§ **Your objective**
Every line below that carries the word "icon" needs to be copied.

==== Excerpted records ====

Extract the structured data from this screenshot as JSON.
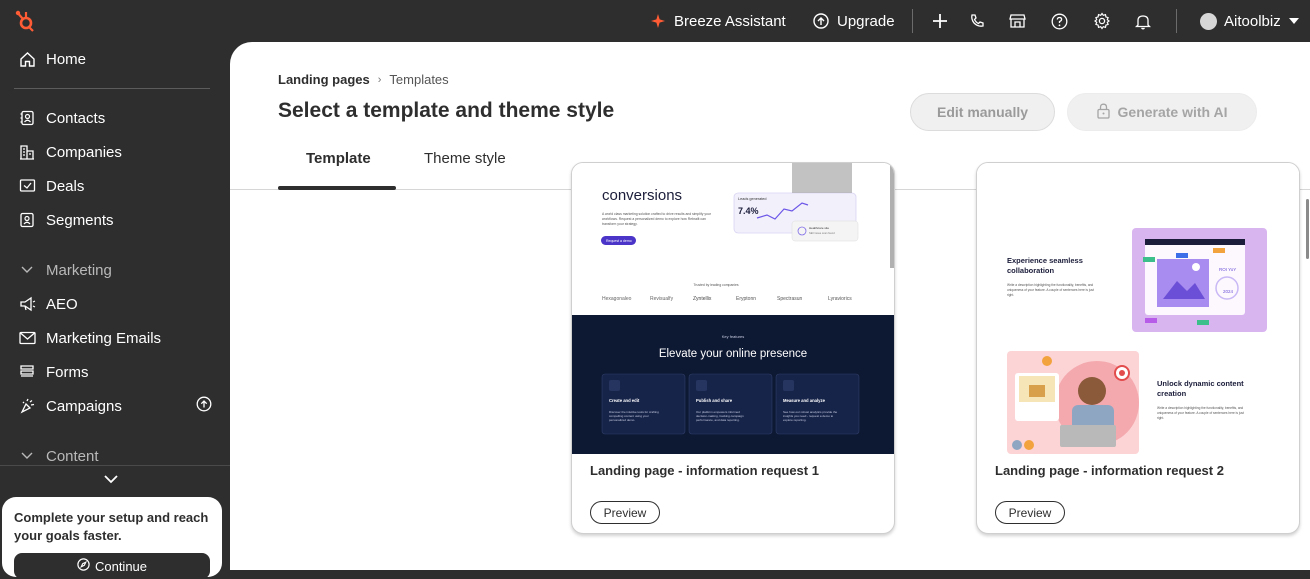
{
  "topbar": {
    "assistant_label": "Breeze Assistant",
    "upgrade_label": "Upgrade",
    "account_name": "Aitoolbiz",
    "colors": {
      "brand": "#ff5c35",
      "bar": "#2e2e2e"
    }
  },
  "sidebar": {
    "home": "Home",
    "items": [
      {
        "label": "Contacts",
        "icon": "contacts-icon"
      },
      {
        "label": "Companies",
        "icon": "companies-icon"
      },
      {
        "label": "Deals",
        "icon": "deals-icon"
      },
      {
        "label": "Segments",
        "icon": "segments-icon"
      }
    ],
    "marketing_section": "Marketing",
    "marketing_items": [
      {
        "label": "AEO",
        "icon": "aeo-icon"
      },
      {
        "label": "Marketing Emails",
        "icon": "email-icon"
      },
      {
        "label": "Forms",
        "icon": "forms-icon"
      },
      {
        "label": "Campaigns",
        "icon": "campaigns-icon"
      }
    ],
    "content_section": "Content",
    "setup_text": "Complete your setup and reach your goals faster.",
    "continue_label": "Continue"
  },
  "main": {
    "breadcrumb_root": "Landing pages",
    "breadcrumb_current": "Templates",
    "title": "Select a template and theme style",
    "edit_manually": "Edit manually",
    "generate_ai": "Generate with AI",
    "tabs": [
      "Template",
      "Theme style"
    ],
    "active_tab": "Template"
  },
  "templates": [
    {
      "name": "Landing page - information request 1",
      "preview_label": "Preview",
      "thumb": {
        "hero_heading": "conversions",
        "hero_text": "A world class marketing solution crafted to drive results and simplify your workflows. Request a personalized demo to explore how Rebrailt can transform your strategy.",
        "cta": "Request a demo",
        "stat_label": "Leads generated",
        "stat_value": "7.4%",
        "trusted_by": "Trusted by leading companies",
        "logos": [
          "Hexagonaleo",
          "Revisualfy",
          "Zyntellix",
          "Eryptonn",
          "Spectrasun",
          "Lyraviorics"
        ],
        "section_kicker": "Key features",
        "section_heading": "Elevate your online presence",
        "features": [
          {
            "title": "Create and edit",
            "text": "Discover the intuitive tools for crafting compelling content using your personalized demo."
          },
          {
            "title": "Publish and share",
            "text": "Our platform empowers informed decision-making, tracking campaign performance, and data reporting."
          },
          {
            "title": "Measure and analyze",
            "text": "See how our robust analytics provide the insights you need - request a demo to explore reporting."
          }
        ]
      }
    },
    {
      "name": "Landing page - information request 2",
      "preview_label": "Preview",
      "thumb": {
        "block1_heading": "Experience seamless collaboration",
        "block1_text": "Write a description highlighting the functionality, benefits, and uniqueness of your feature. A couple of sentences here is just right.",
        "block2_heading": "Unlock dynamic content creation",
        "block2_text": "Write a description highlighting the functionality, benefits, and uniqueness of your feature. A couple of sentences here is just right.",
        "chip_text": "ROI YoY",
        "chip_year": "2024"
      }
    }
  ]
}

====

§ **Expected answer**
        "icon": "contacts-icon"
        "icon": "companies-icon"
        "icon": "deals-icon"
        "icon": "segments-icon"
        "icon": "aeo-icon"
        "icon": "email-icon"
        "icon": "forms-icon"
        "icon": "campaigns-icon"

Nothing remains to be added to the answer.